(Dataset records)
*** Block opens ***

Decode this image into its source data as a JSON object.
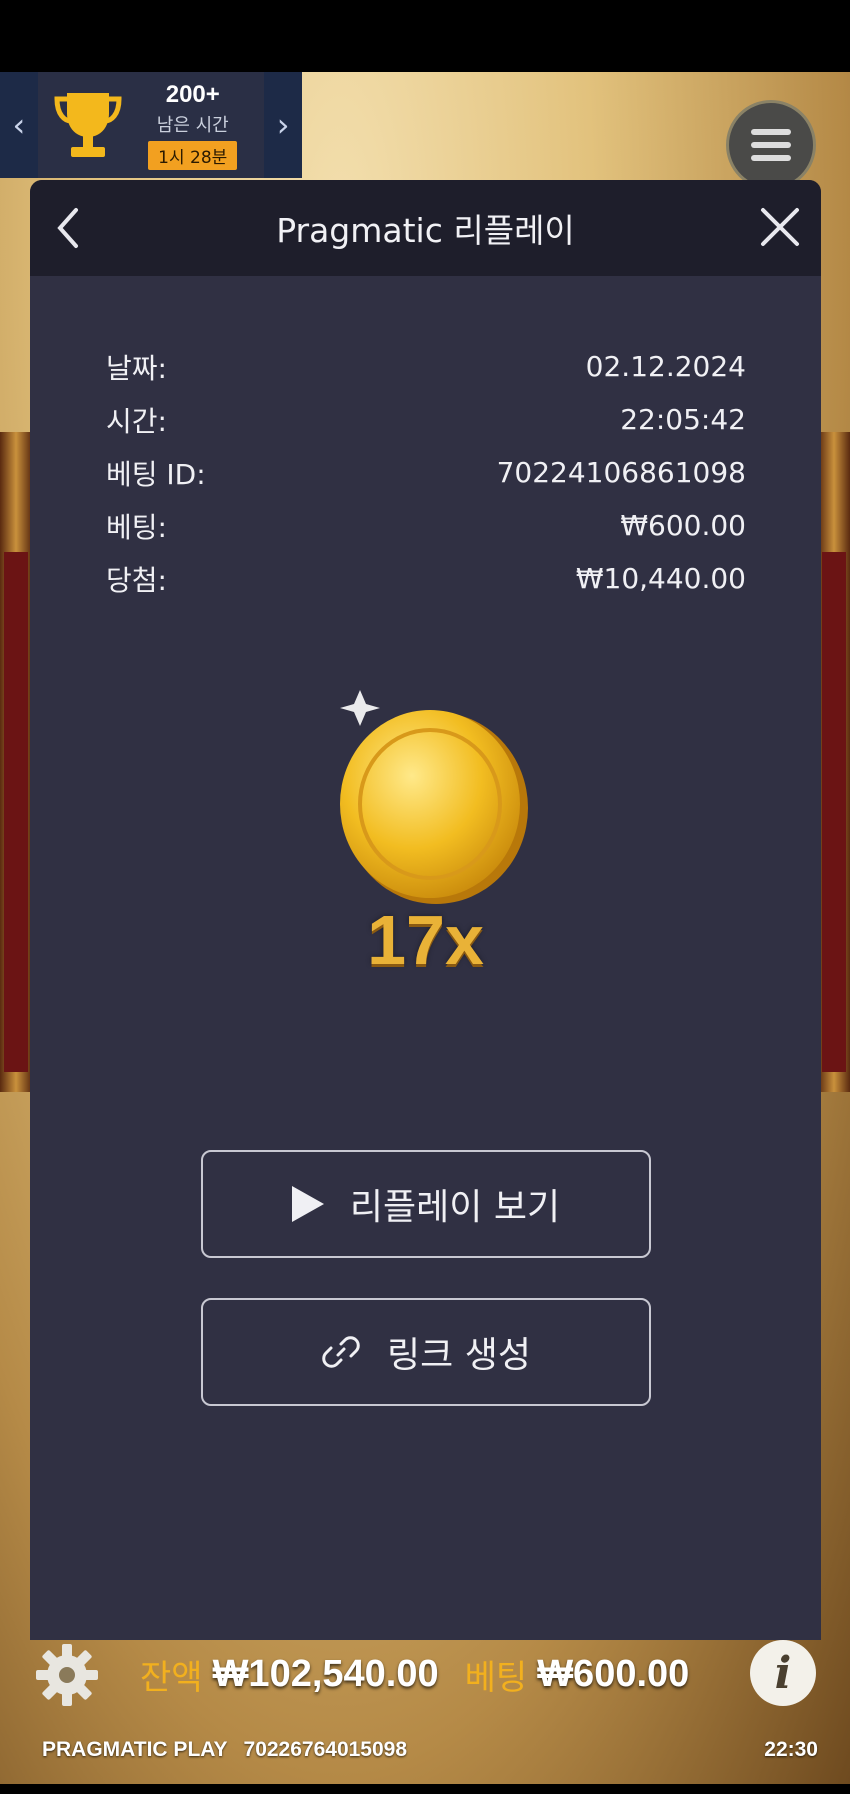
{
  "tournament": {
    "count": "200+",
    "remaining_label": "남은 시간",
    "timer": "1시 28분"
  },
  "modal": {
    "title": "Pragmatic 리플레이",
    "details": [
      {
        "label": "날짜:",
        "value": "02.12.2024"
      },
      {
        "label": "시간:",
        "value": "22:05:42"
      },
      {
        "label": "베팅 ID:",
        "value": "70224106861098"
      },
      {
        "label": "베팅:",
        "value": "₩600.00"
      },
      {
        "label": "당첨:",
        "value": "₩10,440.00"
      }
    ],
    "multiplier": "17x",
    "replay_button": "리플레이 보기",
    "link_button": "링크 생성"
  },
  "bottom": {
    "balance_label": "잔액",
    "balance_value": "₩102,540.00",
    "bet_label": "베팅",
    "bet_value": "₩600.00",
    "brand": "PRAGMATIC PLAY",
    "round_id": "70226764015098",
    "clock": "22:30"
  },
  "colors": {
    "modal_bg": "#303043",
    "header_bg": "#1e1e2b",
    "gold": "#e9b237",
    "label_orange": "#f2b01e"
  }
}
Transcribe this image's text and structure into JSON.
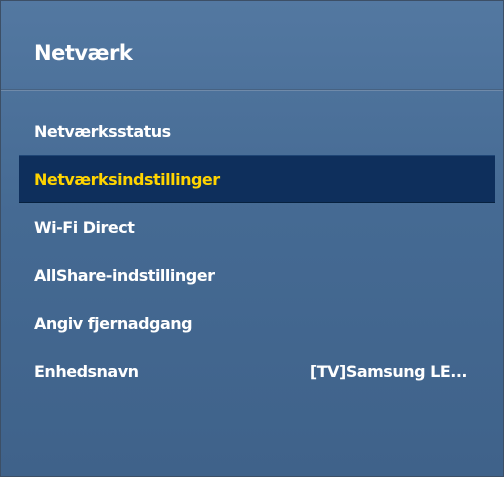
{
  "menu": {
    "title": "Netværk",
    "items": [
      {
        "label": "Netværksstatus",
        "value": "",
        "selected": false
      },
      {
        "label": "Netværksindstillinger",
        "value": "",
        "selected": true
      },
      {
        "label": "Wi-Fi Direct",
        "value": "",
        "selected": false
      },
      {
        "label": "AllShare-indstillinger",
        "value": "",
        "selected": false
      },
      {
        "label": "Angiv fjernadgang",
        "value": "",
        "selected": false
      },
      {
        "label": "Enhedsnavn",
        "value": "[TV]Samsung LE...",
        "selected": false
      }
    ]
  },
  "colors": {
    "background": "#4a6f98",
    "selected_background": "#0e2f5c",
    "selected_text": "#ffd400",
    "text": "#ffffff"
  }
}
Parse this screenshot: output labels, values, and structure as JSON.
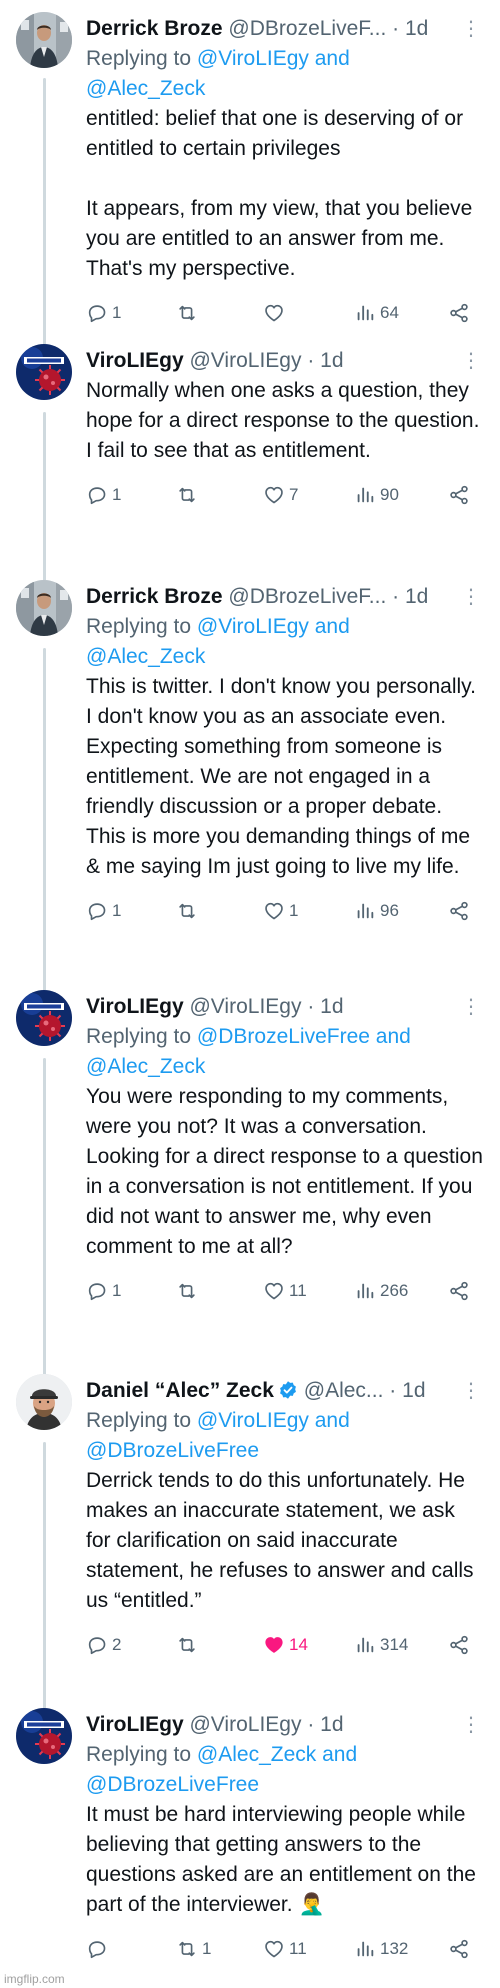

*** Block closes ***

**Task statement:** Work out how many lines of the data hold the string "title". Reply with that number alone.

**Expected answer:** 2